Iranian President Hassan Rouhani said “the next U.S. administration should use the opportunity to make up for past mistakes.” Foreign Minister Mohammad Javad Zarif said he hoped Biden would “abandon [the] disastrous lawless bullying of [the] outgoing regime — and accept multilateralism, cooperation & respect for law.” Vice President Eshaq Jahangiri tweeted a quirky meme of a man labeled “Islamic Republic” secretly celebrating the U.S. election news.
Trump pulled the United States out of the Iran nuclear deal and slapped heavy sanctions on the country. Biden has said he would rejoin the deal, which the Obama administration negotiated with China, Russia, the European Union and several individual European nations, if Iran demonstrates compliance.
China reacted cautiously to Biden’s win; President Xi Jinping has issued no statement. But the country’s tightly controlled state media appeared to cautiously welcome Biden as president-elect. The nationalistic tabloid Global Times suggested there could be a “an opportunity for breakthroughs in resuming high-level communication and rebuilding mutual strategic trust.”
Taiwanese President Tsai Ing-wen tweeted that she “looked fwd to working together to further our friendship.” In 2016, then-President-elect Trump took a congratulatory call from Tsai, infuriating China.
Russia has been silent on the election result, but opposition figure Alexei Navalny congratulated Biden and Harris. He said a free and fair election “is a privilege which is not available to all countries” and expressed hope for a new level of cooperation between Russia and the United States.

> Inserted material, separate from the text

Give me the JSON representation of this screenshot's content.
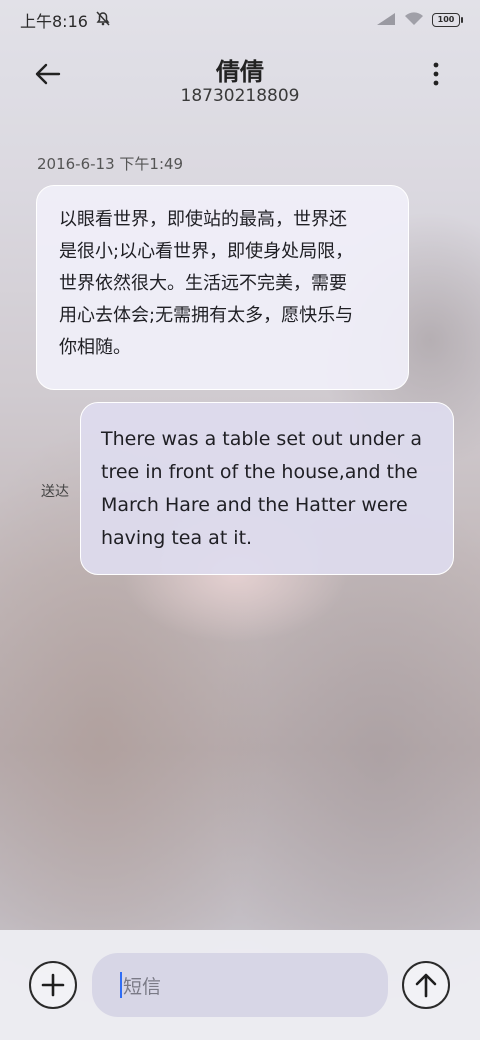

Schemm reported from Dubai. Gerry Shih in Taipei, Taiwan; Regine Cabato in Manila; Joanna Slater in New Delhi; Sarah Dadouch in Beirut; Kareem Fahim in Istanbul; Isabelle Khurshudyan in Moscow; Susannah George in Kabul; and Mary Beth Sheridan in Mexico City also contributed to this report.